Issue 3: Sunday evening, after a beautiful sunny day, our battery meter read 100%. We watched a little TV and recharged phones and computers before we turned off the inverter and went to bed. We checked the meter before bed and were around 95% full. Monday morning (the first of four cloudy days in a row) the meter read 52%. How did that happen? It is not good to run the bank below 50% and we were at 52% after only one night. It was another cold morning, but we didn't turn on the furnace because while we had plenty of propane, it takes electricity to run the furnace fan. During the day, the meter went from 90% to 85% to 52% to 74% to 52% in a matter of an hour. We asked Gary, the RV Doctor, who was teaching at the Conference, what he thought the issue might be. Without going into many details here, he thought one possibility might be the inverter meter not fully recognizing the new batteries. He gave us a couple of ideas to try and the owner of the golf car shop where we purchased the batteries said they would not show full charge until after they had been cycled a few times. Trey eventually went though all the settings on the inverter and we began seeing more realistic numbers, but they remained somewhat unstable. We still had three more days without sun, so we did our best to conserve, still not sure we could trust the inverter's battery meter. Of our seven days drycamping, we had one and a half days of sunshine. There were a few other times when the clouds weren't dark and we saw a little charge added to the batteries, but that is the most stringent battery test we've had so far. We learned a great deal about our system capabilities that week. We don't see ourselves boondocking much, but it is good to know we can live off the grid for a while with our current system.

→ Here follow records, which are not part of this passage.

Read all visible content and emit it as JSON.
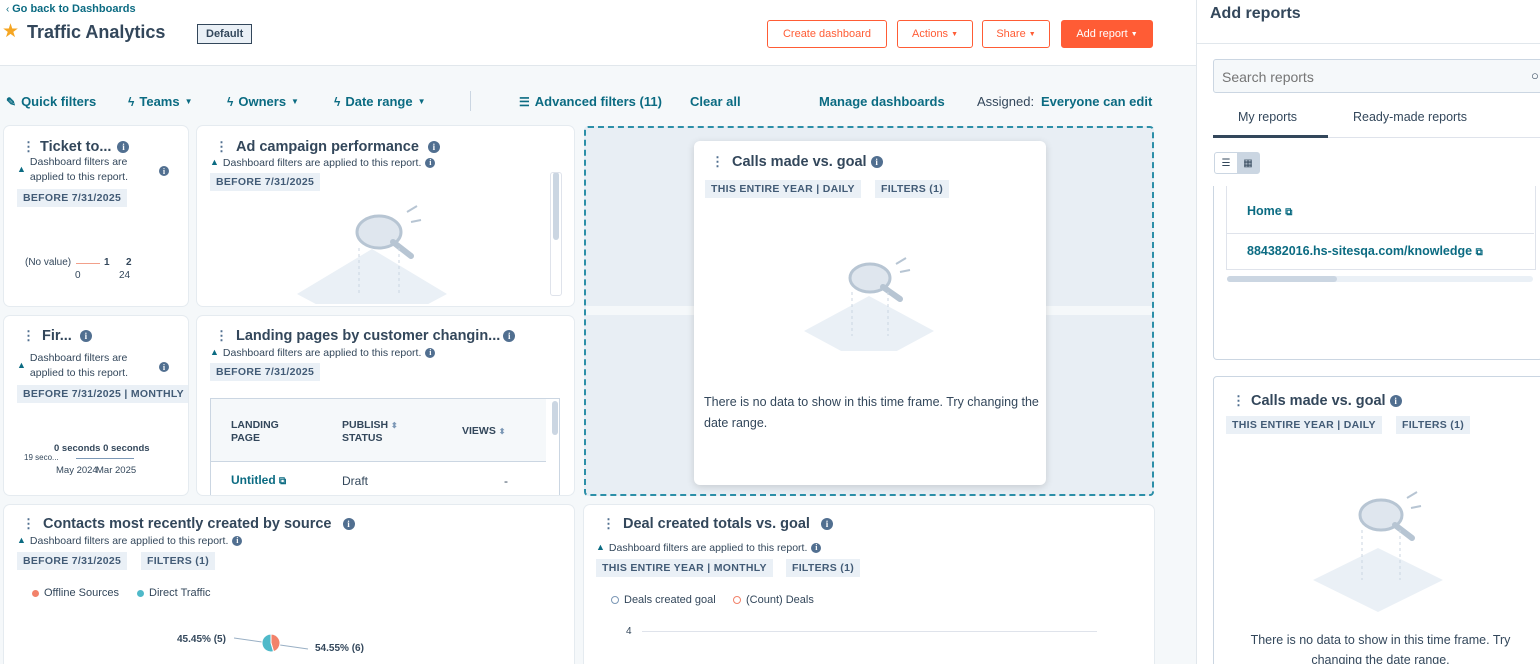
{
  "header": {
    "back_label": "Go back to Dashboards",
    "title": "Traffic Analytics",
    "default_badge": "Default",
    "buttons": {
      "create": "Create dashboard",
      "actions": "Actions",
      "share": "Share",
      "add_report": "Add report"
    }
  },
  "filters": {
    "quick": "Quick filters",
    "teams": "Teams",
    "owners": "Owners",
    "date_range": "Date range",
    "advanced": "Advanced filters (11)",
    "clear_all": "Clear all",
    "manage": "Manage dashboards",
    "assigned_label": "Assigned:",
    "assigned_value": "Everyone can edit"
  },
  "common": {
    "filters_applied": "Dashboard filters are applied to this report.",
    "filters_applied_wrap1": "Dashboard filters are",
    "filters_applied_wrap2": "applied to this report.",
    "no_data": "There is no data to show in this time frame. Try changing the date range.",
    "no_data_line1": "There is no data to show in this time frame. Try",
    "no_data_line2": "changing the date range."
  },
  "cards": {
    "ticket": {
      "title": "Ticket to...",
      "tag": "BEFORE 7/31/2025",
      "legend_none": "(No value)",
      "legend_s1": "1",
      "legend_s2": "2",
      "tick0": "0",
      "tick1": "24"
    },
    "ad": {
      "title": "Ad campaign performance",
      "tag": "BEFORE 7/31/2025"
    },
    "calls": {
      "title": "Calls made vs. goal",
      "tag1": "THIS ENTIRE YEAR | DAILY",
      "tag2": "FILTERS (1)"
    },
    "fir": {
      "title": "Fir...",
      "tag": "BEFORE 7/31/2025 | MONTHLY",
      "value": "0 seconds 0 seconds",
      "axis_label": "19 seco...",
      "x0": "May 2024",
      "x1": "Mar 2025"
    },
    "landing": {
      "title": "Landing pages by customer changin...",
      "tag": "BEFORE 7/31/2025",
      "col1a": "LANDING",
      "col1b": "PAGE",
      "col2a": "PUBLISH",
      "col2b": "STATUS",
      "col3": "VIEWS",
      "row_name": "Untitled",
      "row_status": "Draft",
      "row_views": "-"
    },
    "contacts": {
      "title": "Contacts most recently created by source",
      "tag1": "BEFORE 7/31/2025",
      "tag2": "FILTERS (1)",
      "legend1": "Offline Sources",
      "legend2": "Direct Traffic",
      "label1": "45.45% (5)",
      "label2": "54.55% (6)"
    },
    "deal": {
      "title": "Deal created totals vs. goal",
      "tag1": "THIS ENTIRE YEAR | MONTHLY",
      "tag2": "FILTERS (1)",
      "legend1": "Deals created goal",
      "legend2": "(Count) Deals",
      "y_tick": "4"
    }
  },
  "panel": {
    "title": "Add reports",
    "search_placeholder": "Search reports",
    "tab_my": "My reports",
    "tab_ready": "Ready-made reports",
    "list": [
      "Home",
      "884382016.hs-sitesqa.com/knowledge"
    ],
    "preview": {
      "title": "Calls made vs. goal",
      "tag1": "THIS ENTIRE YEAR | DAILY",
      "tag2": "FILTERS (1)"
    }
  },
  "chart_data": [
    {
      "type": "pie",
      "categories": [
        "Offline Sources",
        "Direct Traffic"
      ],
      "values": [
        5,
        6
      ],
      "labels": [
        "45.45% (5)",
        "54.55% (6)"
      ],
      "colors": [
        "#f2826a",
        "#4fb9c9"
      ]
    }
  ],
  "colors": {
    "accent": "#ff5c35",
    "link": "#0b6b82",
    "text": "#33475b"
  }
}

While dealing with these problems, we tried to remind each other to be thankful in all circumstances. We want to walk in obedience each moment, whether pleasurable or difficult, whether joyous or painful. We fail far too many times, but keep striving to live worthy for the One who works all things for our good.
pray without ceasing,
in everything give thanks;
for this is the will of God in Christ Jesus for you.
1 Thessalonians 5:16-18
Leaving Elizabethtown, we drove through more beautiful midwest countryside.
We landed in Goshen, IN. This was not in the plans, it seems good place to catch our breath and pass Memorial Day weekend.